▸ YOUR ASSIGNMENT
Please print the whole listing below exactly as it stands.
┌────────
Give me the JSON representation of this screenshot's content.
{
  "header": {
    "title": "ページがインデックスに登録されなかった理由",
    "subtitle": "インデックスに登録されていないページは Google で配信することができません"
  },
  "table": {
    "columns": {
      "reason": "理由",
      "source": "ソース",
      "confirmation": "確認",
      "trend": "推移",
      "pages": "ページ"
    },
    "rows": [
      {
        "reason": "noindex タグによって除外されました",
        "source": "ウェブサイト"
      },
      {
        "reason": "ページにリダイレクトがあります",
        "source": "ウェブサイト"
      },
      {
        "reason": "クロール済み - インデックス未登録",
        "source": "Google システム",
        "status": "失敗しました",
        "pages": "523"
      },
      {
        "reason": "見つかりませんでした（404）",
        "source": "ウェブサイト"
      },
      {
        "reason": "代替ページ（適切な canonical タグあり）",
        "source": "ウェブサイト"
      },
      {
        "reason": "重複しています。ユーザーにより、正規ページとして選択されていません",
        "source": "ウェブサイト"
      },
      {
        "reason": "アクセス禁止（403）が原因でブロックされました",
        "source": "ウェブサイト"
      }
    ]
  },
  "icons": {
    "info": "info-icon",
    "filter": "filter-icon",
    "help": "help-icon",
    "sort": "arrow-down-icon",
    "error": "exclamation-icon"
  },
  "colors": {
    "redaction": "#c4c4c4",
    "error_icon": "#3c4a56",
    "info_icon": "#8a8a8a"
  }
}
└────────
▸ RESPONSE TO THIS EXERCISE
Give me the JSON representation of this screenshot's content.
{
  "header": {
    "title": "ページがインデックスに登録されなかった理由",
    "subtitle": "インデックスに登録されていないページは Google で配信することができません"
  },
  "table": {
    "columns": {
      "reason": "理由",
      "source": "ソース",
      "confirmation": "確認",
      "trend": "推移",
      "pages": "ページ"
    },
    "rows": [
      {
        "reason": "noindex タグによって除外されました",
        "source": "ウェブサイト"
      },
      {
        "reason": "ページにリダイレクトがあります",
        "source": "ウェブサイト"
      },
      {
        "reason": "クロール済み - インデックス未登録",
        "source": "Google システム",
        "status": "失敗しました",
        "pages": "523"
      },
      {
        "reason": "見つかりませんでした（404）",
        "source": "ウェブサイト"
      },
      {
        "reason": "代替ページ（適切な canonical タグあり）",
        "source": "ウェブサイト"
      },
      {
        "reason": "重複しています。ユーザーにより、正規ページとして選択されていません",
        "source": "ウェブサイト"
      },
      {
        "reason": "アクセス禁止（403）が原因でブロックされました",
        "source": "ウェブサイト"
      }
    ]
  },
  "icons": {
    "info": "info-icon",
    "filter": "filter-icon",
    "help": "help-icon",
    "sort": "arrow-down-icon",
    "error": "exclamation-icon"
  },
  "colors": {
    "redaction": "#c4c4c4",
    "error_icon": "#3c4a56",
    "info_icon": "#8a8a8a"
  }
}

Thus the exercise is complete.